▶ Work task
When a line of the records below contains the string "frag", copy that whole line.
== Segment start ==
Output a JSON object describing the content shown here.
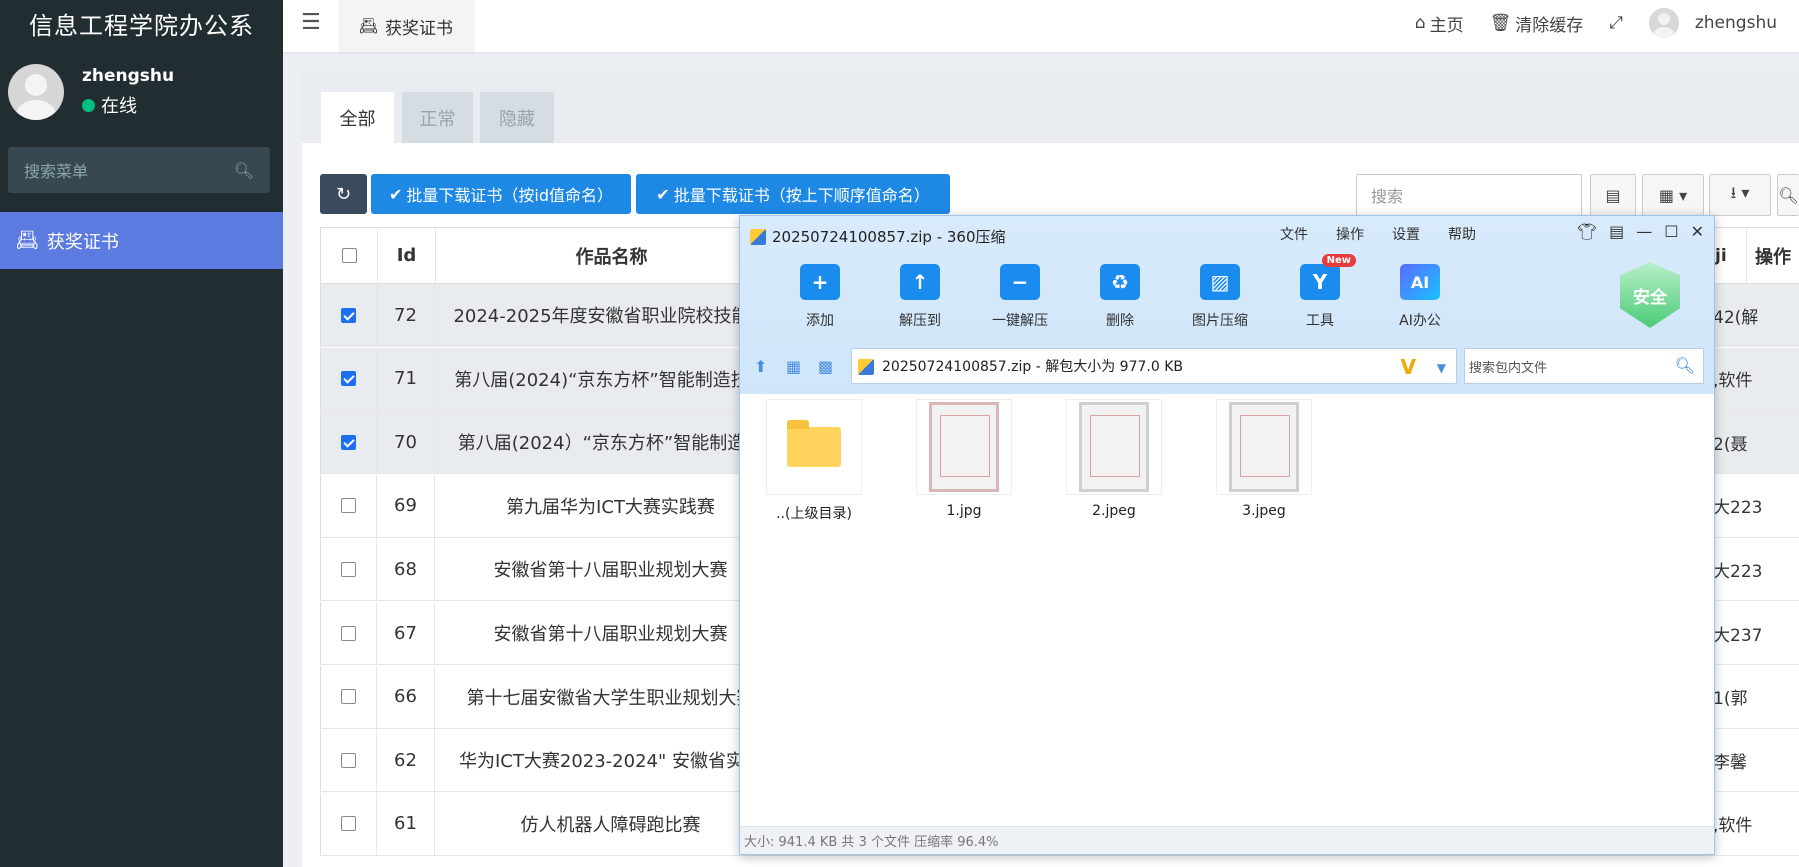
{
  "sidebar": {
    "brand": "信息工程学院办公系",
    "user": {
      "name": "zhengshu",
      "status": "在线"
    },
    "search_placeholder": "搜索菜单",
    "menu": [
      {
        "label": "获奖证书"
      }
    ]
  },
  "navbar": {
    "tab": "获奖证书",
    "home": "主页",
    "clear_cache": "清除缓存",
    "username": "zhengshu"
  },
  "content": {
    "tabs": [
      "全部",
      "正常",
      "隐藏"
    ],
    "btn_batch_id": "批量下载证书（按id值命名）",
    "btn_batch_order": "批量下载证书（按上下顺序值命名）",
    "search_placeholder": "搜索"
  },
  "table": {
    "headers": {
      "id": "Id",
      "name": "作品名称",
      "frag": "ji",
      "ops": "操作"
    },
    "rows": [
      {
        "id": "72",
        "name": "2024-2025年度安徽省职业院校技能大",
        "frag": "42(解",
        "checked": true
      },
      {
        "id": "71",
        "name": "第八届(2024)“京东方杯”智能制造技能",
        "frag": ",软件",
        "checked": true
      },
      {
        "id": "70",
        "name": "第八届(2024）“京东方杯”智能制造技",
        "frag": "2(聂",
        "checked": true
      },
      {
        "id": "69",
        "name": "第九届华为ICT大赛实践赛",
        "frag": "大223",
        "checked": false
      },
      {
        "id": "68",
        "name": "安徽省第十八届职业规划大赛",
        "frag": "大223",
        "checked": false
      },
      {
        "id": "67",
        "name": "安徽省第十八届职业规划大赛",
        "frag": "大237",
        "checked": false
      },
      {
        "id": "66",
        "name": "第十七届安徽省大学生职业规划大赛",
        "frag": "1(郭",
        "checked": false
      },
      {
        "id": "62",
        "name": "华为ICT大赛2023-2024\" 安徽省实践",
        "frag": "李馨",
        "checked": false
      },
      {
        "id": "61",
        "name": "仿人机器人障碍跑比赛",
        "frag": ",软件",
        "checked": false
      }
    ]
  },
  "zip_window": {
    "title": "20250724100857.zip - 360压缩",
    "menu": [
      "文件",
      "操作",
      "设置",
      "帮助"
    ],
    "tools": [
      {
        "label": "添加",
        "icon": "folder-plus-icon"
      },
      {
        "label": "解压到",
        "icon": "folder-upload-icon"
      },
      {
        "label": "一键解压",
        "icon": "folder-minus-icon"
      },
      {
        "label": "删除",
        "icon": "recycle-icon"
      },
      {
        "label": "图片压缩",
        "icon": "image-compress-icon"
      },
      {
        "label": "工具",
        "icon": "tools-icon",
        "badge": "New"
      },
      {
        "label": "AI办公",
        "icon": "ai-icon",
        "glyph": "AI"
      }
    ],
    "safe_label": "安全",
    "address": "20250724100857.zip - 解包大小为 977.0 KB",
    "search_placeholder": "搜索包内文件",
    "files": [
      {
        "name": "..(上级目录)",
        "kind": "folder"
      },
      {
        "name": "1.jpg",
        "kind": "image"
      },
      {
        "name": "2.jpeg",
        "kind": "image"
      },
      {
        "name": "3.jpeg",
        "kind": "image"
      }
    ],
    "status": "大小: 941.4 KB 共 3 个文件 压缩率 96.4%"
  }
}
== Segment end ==
▶ Response for this exercise
      "frag": "ji",
        "frag": "42(解",
        "frag": ",软件",
        "frag": "2(聂",
        "frag": "大223",
        "frag": "大223",
        "frag": "大237",
        "frag": "1(郭",
        "frag": "李馨",
        "frag": ",软件",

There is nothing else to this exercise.